Collected data:

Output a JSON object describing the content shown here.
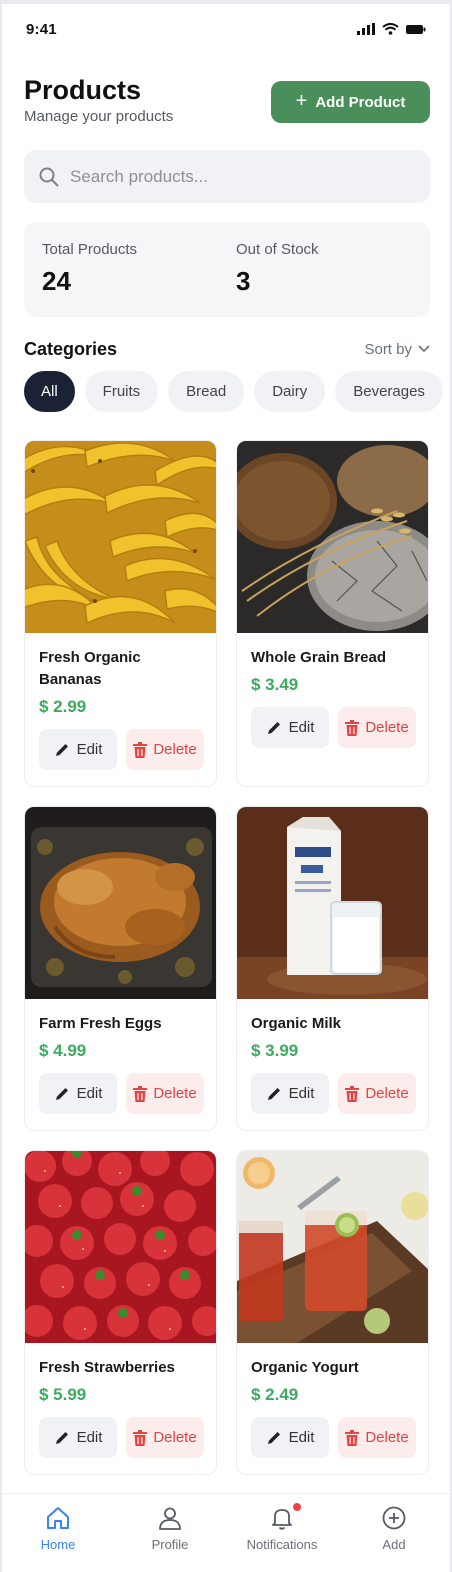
{
  "status_bar": {
    "time": "9:41"
  },
  "header": {
    "title": "Products",
    "subtitle": "Manage your products",
    "add_button_label": "Add Product"
  },
  "search": {
    "placeholder": "Search products..."
  },
  "stats": [
    {
      "label": "Total Products",
      "value": "24"
    },
    {
      "label": "Out of Stock",
      "value": "3"
    }
  ],
  "categories": {
    "title": "Categories",
    "sort_label": "Sort by",
    "chips": [
      "All",
      "Fruits",
      "Bread",
      "Dairy",
      "Beverages"
    ],
    "active": "All"
  },
  "products": [
    {
      "name": "Fresh Organic Bananas",
      "price": "$ 2.99",
      "edit": "Edit",
      "delete": "Delete",
      "image": "bananas"
    },
    {
      "name": "Whole Grain Bread",
      "price": "$ 3.49",
      "edit": "Edit",
      "delete": "Delete",
      "image": "bread"
    },
    {
      "name": "Farm Fresh Eggs",
      "price": "$ 4.99",
      "edit": "Edit",
      "delete": "Delete",
      "image": "roast-chicken"
    },
    {
      "name": "Organic Milk",
      "price": "$ 3.99",
      "edit": "Edit",
      "delete": "Delete",
      "image": "milk-carton"
    },
    {
      "name": "Fresh Strawberries",
      "price": "$ 5.99",
      "edit": "Edit",
      "delete": "Delete",
      "image": "strawberries"
    },
    {
      "name": "Organic Yogurt",
      "price": "$ 2.49",
      "edit": "Edit",
      "delete": "Delete",
      "image": "iced-tea"
    }
  ],
  "tabbar": [
    {
      "label": "Home",
      "icon": "home-icon",
      "active": true
    },
    {
      "label": "Profile",
      "icon": "user-icon",
      "active": false
    },
    {
      "label": "Notifications",
      "icon": "bell-icon",
      "active": false,
      "badge": true
    },
    {
      "label": "Add",
      "icon": "plus-circle-icon",
      "active": false
    }
  ],
  "colors": {
    "accent_green": "#4a8f59",
    "price_green": "#3daa5f",
    "chip_active": "#1b2236",
    "delete_red": "#e04444",
    "tab_active": "#3b82f6"
  }
}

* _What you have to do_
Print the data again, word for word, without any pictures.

* _Written solution_
Output a JSON object describing the content shown here.
{
  "status_bar": {
    "time": "9:41"
  },
  "header": {
    "title": "Products",
    "subtitle": "Manage your products",
    "add_button_label": "Add Product"
  },
  "search": {
    "placeholder": "Search products..."
  },
  "stats": [
    {
      "label": "Total Products",
      "value": "24"
    },
    {
      "label": "Out of Stock",
      "value": "3"
    }
  ],
  "categories": {
    "title": "Categories",
    "sort_label": "Sort by",
    "chips": [
      "All",
      "Fruits",
      "Bread",
      "Dairy",
      "Beverages"
    ],
    "active": "All"
  },
  "products": [
    {
      "name": "Fresh Organic Bananas",
      "price": "$ 2.99",
      "edit": "Edit",
      "delete": "Delete",
      "image": "bananas"
    },
    {
      "name": "Whole Grain Bread",
      "price": "$ 3.49",
      "edit": "Edit",
      "delete": "Delete",
      "image": "bread"
    },
    {
      "name": "Farm Fresh Eggs",
      "price": "$ 4.99",
      "edit": "Edit",
      "delete": "Delete",
      "image": "roast-chicken"
    },
    {
      "name": "Organic Milk",
      "price": "$ 3.99",
      "edit": "Edit",
      "delete": "Delete",
      "image": "milk-carton"
    },
    {
      "name": "Fresh Strawberries",
      "price": "$ 5.99",
      "edit": "Edit",
      "delete": "Delete",
      "image": "strawberries"
    },
    {
      "name": "Organic Yogurt",
      "price": "$ 2.49",
      "edit": "Edit",
      "delete": "Delete",
      "image": "iced-tea"
    }
  ],
  "tabbar": [
    {
      "label": "Home",
      "icon": "home-icon",
      "active": true
    },
    {
      "label": "Profile",
      "icon": "user-icon",
      "active": false
    },
    {
      "label": "Notifications",
      "icon": "bell-icon",
      "active": false,
      "badge": true
    },
    {
      "label": "Add",
      "icon": "plus-circle-icon",
      "active": false
    }
  ],
  "colors": {
    "accent_green": "#4a8f59",
    "price_green": "#3daa5f",
    "chip_active": "#1b2236",
    "delete_red": "#e04444",
    "tab_active": "#3b82f6"
  }
}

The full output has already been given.